In several of the published papers on micropropagation of wild cherry (Harrington et al. 1994; Pevalek et al. 1994; Hammatt and Grant 1997; Hammatt 1999; Osterc et al. 2004; Ďurković 2006; Mansseri-Lamrioui et al. 2009), the initial explants were established by means of axillary or terminal buds. Initial explants are generally established in the initial culture during active growth of the mother plant in early spring. Fidanci et al. (2008) reports on the introduction of explants from the end of April to the beginning of June, since later collection of explants leads to a high degree of contamination, browning of clumps and reduced growth accompanied by a low multiplication rate. The introduction of woody plant material of wild cherry into the initial micropropagation culture may also present a problem due to overmature ortets or the infected initial material growing in natural forest habitats.
The need to produce wild cherry in vitro may also occur during different seasons, particularly if a certain genotype should be preserved. For this reason, it is of utmost importance to disinfect the initial material of wild cherry throughout the year.
According to the results of different research (Pevalek-Kozlina and Jelaska 1987; Sedlak et al. 2008; Scaltsoyiannes et al. 2009), the best time of collection and establishment is at the beginning of vegetation and intensive growth in the spring. Such material is healthy and is hardly ever contaminated with pathogens or external agents.

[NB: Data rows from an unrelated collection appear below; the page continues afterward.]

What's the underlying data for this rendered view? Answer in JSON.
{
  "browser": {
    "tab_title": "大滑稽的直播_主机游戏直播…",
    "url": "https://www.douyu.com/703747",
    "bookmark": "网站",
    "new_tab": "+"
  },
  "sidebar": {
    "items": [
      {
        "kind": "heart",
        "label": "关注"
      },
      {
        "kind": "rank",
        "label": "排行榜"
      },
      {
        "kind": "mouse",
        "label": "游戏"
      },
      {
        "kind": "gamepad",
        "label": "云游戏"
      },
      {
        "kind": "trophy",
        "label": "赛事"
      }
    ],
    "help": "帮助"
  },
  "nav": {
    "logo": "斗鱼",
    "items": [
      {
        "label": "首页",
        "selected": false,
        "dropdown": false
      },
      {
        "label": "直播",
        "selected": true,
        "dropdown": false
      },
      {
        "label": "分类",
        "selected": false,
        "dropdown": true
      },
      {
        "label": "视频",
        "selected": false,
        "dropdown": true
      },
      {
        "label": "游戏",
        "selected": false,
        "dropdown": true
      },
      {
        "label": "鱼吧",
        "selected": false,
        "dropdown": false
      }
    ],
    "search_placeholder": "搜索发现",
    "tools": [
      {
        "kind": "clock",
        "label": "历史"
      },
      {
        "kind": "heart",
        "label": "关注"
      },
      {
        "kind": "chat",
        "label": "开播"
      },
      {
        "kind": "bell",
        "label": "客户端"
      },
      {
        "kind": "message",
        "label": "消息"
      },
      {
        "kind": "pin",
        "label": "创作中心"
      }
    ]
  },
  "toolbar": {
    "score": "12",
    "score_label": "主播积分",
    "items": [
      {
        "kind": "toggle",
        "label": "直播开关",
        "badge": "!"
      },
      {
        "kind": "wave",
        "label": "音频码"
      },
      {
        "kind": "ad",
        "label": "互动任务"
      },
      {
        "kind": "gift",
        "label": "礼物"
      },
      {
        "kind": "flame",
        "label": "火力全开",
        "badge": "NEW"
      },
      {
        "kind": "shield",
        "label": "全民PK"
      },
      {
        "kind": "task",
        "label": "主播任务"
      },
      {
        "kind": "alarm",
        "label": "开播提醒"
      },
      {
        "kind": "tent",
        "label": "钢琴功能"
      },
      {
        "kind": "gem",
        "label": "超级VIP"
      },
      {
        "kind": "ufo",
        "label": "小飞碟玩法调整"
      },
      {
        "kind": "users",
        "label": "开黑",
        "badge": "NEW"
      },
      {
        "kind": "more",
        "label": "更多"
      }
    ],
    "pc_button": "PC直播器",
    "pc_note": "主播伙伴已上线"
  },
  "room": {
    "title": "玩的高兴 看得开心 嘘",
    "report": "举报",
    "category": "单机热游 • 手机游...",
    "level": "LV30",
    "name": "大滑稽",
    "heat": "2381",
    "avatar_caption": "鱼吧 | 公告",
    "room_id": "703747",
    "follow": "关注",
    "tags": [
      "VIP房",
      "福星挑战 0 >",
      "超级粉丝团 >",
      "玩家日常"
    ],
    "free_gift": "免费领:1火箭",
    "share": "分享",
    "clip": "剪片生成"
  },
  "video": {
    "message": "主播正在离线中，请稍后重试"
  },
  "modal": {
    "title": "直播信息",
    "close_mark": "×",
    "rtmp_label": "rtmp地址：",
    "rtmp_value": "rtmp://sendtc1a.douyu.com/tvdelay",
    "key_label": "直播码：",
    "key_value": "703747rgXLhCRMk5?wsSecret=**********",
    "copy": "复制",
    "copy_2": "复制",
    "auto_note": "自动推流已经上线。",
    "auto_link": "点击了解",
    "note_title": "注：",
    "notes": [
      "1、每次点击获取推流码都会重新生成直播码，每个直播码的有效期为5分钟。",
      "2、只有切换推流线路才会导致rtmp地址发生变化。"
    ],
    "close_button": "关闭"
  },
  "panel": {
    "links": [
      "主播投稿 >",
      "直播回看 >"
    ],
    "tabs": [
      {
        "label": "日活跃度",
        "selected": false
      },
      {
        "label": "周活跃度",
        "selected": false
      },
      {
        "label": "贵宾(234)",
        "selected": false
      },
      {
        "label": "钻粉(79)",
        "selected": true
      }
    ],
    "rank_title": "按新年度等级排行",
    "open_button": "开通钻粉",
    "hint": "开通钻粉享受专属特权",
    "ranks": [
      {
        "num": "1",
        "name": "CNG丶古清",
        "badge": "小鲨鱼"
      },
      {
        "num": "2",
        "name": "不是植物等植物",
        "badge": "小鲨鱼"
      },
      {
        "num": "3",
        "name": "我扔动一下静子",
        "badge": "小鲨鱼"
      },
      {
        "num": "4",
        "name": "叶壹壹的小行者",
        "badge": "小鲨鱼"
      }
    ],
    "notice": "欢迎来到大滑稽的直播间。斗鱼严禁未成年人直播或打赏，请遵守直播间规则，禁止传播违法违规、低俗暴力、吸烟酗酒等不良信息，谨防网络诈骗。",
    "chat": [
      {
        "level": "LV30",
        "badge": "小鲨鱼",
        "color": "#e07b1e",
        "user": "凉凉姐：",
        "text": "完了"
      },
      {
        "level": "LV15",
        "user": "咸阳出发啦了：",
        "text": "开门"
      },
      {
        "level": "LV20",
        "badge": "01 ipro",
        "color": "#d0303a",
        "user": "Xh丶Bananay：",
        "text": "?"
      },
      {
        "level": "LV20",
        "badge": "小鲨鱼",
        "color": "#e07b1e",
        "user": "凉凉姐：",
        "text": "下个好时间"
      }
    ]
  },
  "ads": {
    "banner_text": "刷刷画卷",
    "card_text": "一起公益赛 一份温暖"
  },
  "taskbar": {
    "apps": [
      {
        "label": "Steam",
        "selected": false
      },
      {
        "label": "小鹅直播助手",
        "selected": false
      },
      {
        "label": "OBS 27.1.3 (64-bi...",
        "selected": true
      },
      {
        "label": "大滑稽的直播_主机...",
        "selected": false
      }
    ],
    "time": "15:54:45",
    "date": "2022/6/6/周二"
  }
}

The research resulted in a high survival rate of the initial explants (70-80%), and all the clones were introduced into the initial culture.
In vitro research with woody plant material frequently reports on the use of mercury chloride for disinfection. To disinfect axillary buds from 10-year-old material, Sedlak et al. (2008) used 0.15% solution of mercury chloride for one minute, while Mansseri-Lamrioui et al. (2009) used 2.5 g/L for 20 minutes. In the works of Szczygieł and Wojda (2008), disinfection with calcium hypochlorite was unsuccessful, but disinfection with 0.1% mercury chloride was successful. Pevalek-Kozlina and Jelaska (1987) and Scaltsoyiannes et al. (2009) successfully disinfected wild cherry with mercury chloride, applied over a shorter time interval and in lower concentrations. Apart from hypochlorite solutions and mercury chloride, some newer disinfectants have been used more recently, such as DICA (dichloroisocyanuric acid sodium salt) in combination with 70% alcohol (Osterch et al. 2004).
The success of micropropagation through in vitro cultures depends on a number of factors. The mineral and hormonal composition of the culture medium, as well as the age of initial explants is of high importance (Chikh 2000). Different mineral systems are used for micropropagation of the selected species, and formulations vary greatly depending on the cultivar, genotype or source of plant material